Spotlight on School Personnel: Jen Carpenter
February 27, 2018
Jen Carpenter is the Enrollment Secretary at Kalamazoo Covenant Academy (KCA), a unique GVSU-chartered school that serves students ages 16-22. She has been with the school since it opened in January of 2017, recruiting students from the community who, due to personal circumstances, want to earn a high school diploma but are unable to join the public school system.
Jen has worked in education for 15 years. Prior to joining Kalamazoo Covenant Academy, she spent nine years with Comstock Park Public Schools as a paraprofessional. Jen started to work more with special education students about five years into her career, and it was during this period that she met Doreen Mangrum, who would become the first principal for Covenant House Academy Grand Rapids when the school opened in 2013. Enthusiastic to continue working with Doreen, Jen joined the staff as a paraprofessional. She transitioned to KCA after four years with Covenant House Academy Grand Rapids.
Jen is tasked with ensuring students who are interested in KCA receive a warm and caring welcome from the moment they are in contact with the school. She believes that students at KCA can only be academically successful if they are given the space and time to learn that the staff is concerned for their well-being.
“Our first priority is to rebuild a relationship with them to make them feel loved and respected,” she said. “Once we feel we get the love and respect built back up between the student and the staff, then we know that the student is going to want to come back to school.”
That compassion is not limited to just when students are at the school. Many students live in dangerous parts of the community and deal with violence. Others have life obligations that force them to miss class. When someone doesn’t show up to KCA, Jen will call numerous contacts and search for the student.
“We will even call grandparents, not necessarily because we need [the student] at the school, but because we are checking on them and want to make sure they are OK."
The message seems to be getting through to the students. The school has been open for one year and already has 145 student enrolled. They also celebrated their first graduation in January of 2018.
According to KCA director Jerri-Lynn Williams-Harper, Jen is the driving force for the school’s early wave of success.

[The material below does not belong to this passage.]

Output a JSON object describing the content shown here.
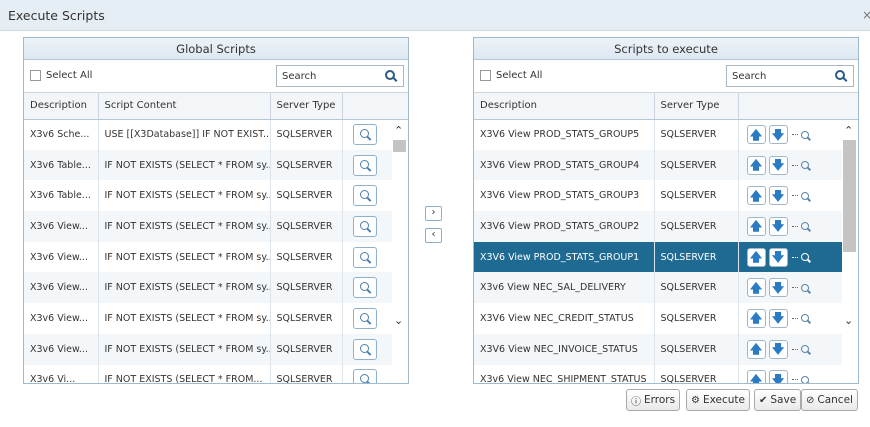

“Jen is the glue that holds this school together,” she said. “She is kind, warm, receptive, and tough all rolled into one. She reminds us all of our mission and purpose and has a smile when times are tough.”

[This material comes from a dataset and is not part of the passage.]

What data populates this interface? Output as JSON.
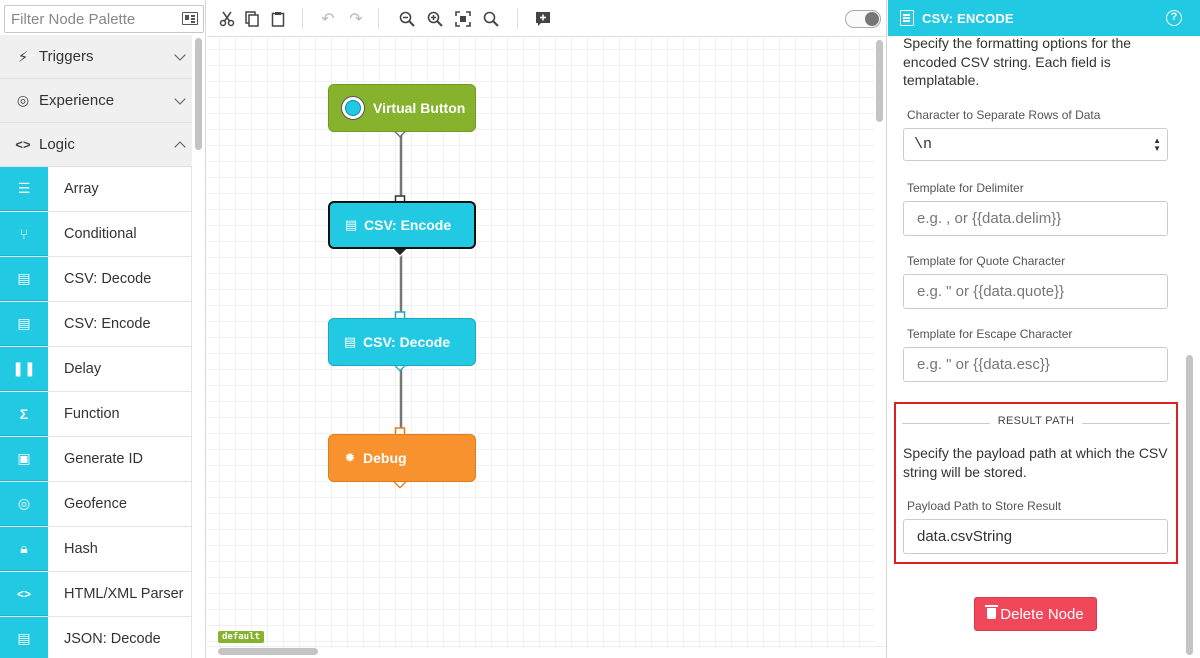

Jen and her colleagues have worked hard to gather support for KCA from the community as well. She mentioned that numerous local businesses and the mayor’s office have built positive relationships with the school. Jen also noted the mutually beneficial partnerships KCA has with community organizations that keep her informed of students who need a high school like KCA.
“They’re so thankful that we’re here because they know that we’re helping students that can’t go back to regular public schools,” she said.
With students coming from all over the city, Jen devotes a lot of her time getting all students' transcripts to accurately reflect what KCA credits they’ve already accumulated and what classes they still need to take.
“It is important for them to visually see all the credits they’ve taken through the years,” Jen said. “Some students have been to four of five different high schools and are thinking ‘Oh, I’ve done four years, I should be close to done,’ when in reality they aren’t.”
By providing clarity, encouragement and hope in their educational journeys, Jen is helping students see that earning a high school diploma is an achievable goal. She notes that reaching that milestone can have a lasting impact for their futures.
“They already have so much pressure on them…a lot more than what you would think,” she said, “We’re trying to stop cycles of negativity.”